Given information section start

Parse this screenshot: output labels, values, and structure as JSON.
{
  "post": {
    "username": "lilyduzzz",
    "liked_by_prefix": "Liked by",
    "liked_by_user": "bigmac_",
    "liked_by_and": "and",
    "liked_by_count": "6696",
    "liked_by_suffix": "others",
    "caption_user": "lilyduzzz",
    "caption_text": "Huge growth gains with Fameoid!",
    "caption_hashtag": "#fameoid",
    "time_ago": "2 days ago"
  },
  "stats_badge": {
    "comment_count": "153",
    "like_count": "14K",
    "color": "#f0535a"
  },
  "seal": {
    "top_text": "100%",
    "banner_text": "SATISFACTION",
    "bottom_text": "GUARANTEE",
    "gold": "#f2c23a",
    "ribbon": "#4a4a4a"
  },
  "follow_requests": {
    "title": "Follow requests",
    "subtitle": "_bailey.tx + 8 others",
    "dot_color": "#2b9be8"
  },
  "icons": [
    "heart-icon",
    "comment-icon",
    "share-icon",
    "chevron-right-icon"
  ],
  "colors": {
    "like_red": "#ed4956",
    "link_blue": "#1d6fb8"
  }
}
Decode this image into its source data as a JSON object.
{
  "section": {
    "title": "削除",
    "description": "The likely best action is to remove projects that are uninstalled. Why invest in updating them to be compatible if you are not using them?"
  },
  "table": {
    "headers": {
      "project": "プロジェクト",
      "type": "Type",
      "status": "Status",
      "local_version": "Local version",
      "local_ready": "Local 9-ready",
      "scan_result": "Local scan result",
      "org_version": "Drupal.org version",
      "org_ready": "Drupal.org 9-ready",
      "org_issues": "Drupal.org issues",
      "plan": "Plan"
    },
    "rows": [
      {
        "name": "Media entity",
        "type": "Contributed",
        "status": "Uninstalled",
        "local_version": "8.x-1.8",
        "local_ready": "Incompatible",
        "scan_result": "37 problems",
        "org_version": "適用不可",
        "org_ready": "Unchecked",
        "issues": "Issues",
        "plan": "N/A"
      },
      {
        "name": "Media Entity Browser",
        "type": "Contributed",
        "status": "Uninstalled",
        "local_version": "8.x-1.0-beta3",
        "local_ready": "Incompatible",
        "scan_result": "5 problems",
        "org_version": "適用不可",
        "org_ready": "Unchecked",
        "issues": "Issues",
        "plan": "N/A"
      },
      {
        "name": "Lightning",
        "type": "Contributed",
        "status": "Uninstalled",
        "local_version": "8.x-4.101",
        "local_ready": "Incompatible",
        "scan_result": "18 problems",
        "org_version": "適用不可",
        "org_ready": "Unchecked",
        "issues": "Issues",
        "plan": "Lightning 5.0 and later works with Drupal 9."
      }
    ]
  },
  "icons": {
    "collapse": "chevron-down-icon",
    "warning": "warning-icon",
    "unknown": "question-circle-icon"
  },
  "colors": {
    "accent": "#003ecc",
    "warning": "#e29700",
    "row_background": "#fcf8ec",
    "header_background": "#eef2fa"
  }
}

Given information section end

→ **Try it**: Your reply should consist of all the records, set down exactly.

→ **Response to this task**:
Parse this screenshot: output labels, values, and structure as JSON.
{
  "post": {
    "username": "lilyduzzz",
    "liked_by_prefix": "Liked by",
    "liked_by_user": "bigmac_",
    "liked_by_and": "and",
    "liked_by_count": "6696",
    "liked_by_suffix": "others",
    "caption_user": "lilyduzzz",
    "caption_text": "Huge growth gains with Fameoid!",
    "caption_hashtag": "#fameoid",
    "time_ago": "2 days ago"
  },
  "stats_badge": {
    "comment_count": "153",
    "like_count": "14K",
    "color": "#f0535a"
  },
  "seal": {
    "top_text": "100%",
    "banner_text": "SATISFACTION",
    "bottom_text": "GUARANTEE",
    "gold": "#f2c23a",
    "ribbon": "#4a4a4a"
  },
  "follow_requests": {
    "title": "Follow requests",
    "subtitle": "_bailey.tx + 8 others",
    "dot_color": "#2b9be8"
  },
  "icons": [
    "heart-icon",
    "comment-icon",
    "share-icon",
    "chevron-right-icon"
  ],
  "colors": {
    "like_red": "#ed4956",
    "link_blue": "#1d6fb8"
  }
}
Decode this image into its source data as a JSON object.
{
  "section": {
    "title": "削除",
    "description": "The likely best action is to remove projects that are uninstalled. Why invest in updating them to be compatible if you are not using them?"
  },
  "table": {
    "headers": {
      "project": "プロジェクト",
      "type": "Type",
      "status": "Status",
      "local_version": "Local version",
      "local_ready": "Local 9-ready",
      "scan_result": "Local scan result",
      "org_version": "Drupal.org version",
      "org_ready": "Drupal.org 9-ready",
      "org_issues": "Drupal.org issues",
      "plan": "Plan"
    },
    "rows": [
      {
        "name": "Media entity",
        "type": "Contributed",
        "status": "Uninstalled",
        "local_version": "8.x-1.8",
        "local_ready": "Incompatible",
        "scan_result": "37 problems",
        "org_version": "適用不可",
        "org_ready": "Unchecked",
        "issues": "Issues",
        "plan": "N/A"
      },
      {
        "name": "Media Entity Browser",
        "type": "Contributed",
        "status": "Uninstalled",
        "local_version": "8.x-1.0-beta3",
        "local_ready": "Incompatible",
        "scan_result": "5 problems",
        "org_version": "適用不可",
        "org_ready": "Unchecked",
        "issues": "Issues",
        "plan": "N/A"
      },
      {
        "name": "Lightning",
        "type": "Contributed",
        "status": "Uninstalled",
        "local_version": "8.x-4.101",
        "local_ready": "Incompatible",
        "scan_result": "18 problems",
        "org_version": "適用不可",
        "org_ready": "Unchecked",
        "issues": "Issues",
        "plan": "Lightning 5.0 and later works with Drupal 9."
      }
    ]
  },
  "icons": {
    "collapse": "chevron-down-icon",
    "warning": "warning-icon",
    "unknown": "question-circle-icon"
  },
  "colors": {
    "accent": "#003ecc",
    "warning": "#e29700",
    "row_background": "#fcf8ec",
    "header_background": "#eef2fa"
  }
}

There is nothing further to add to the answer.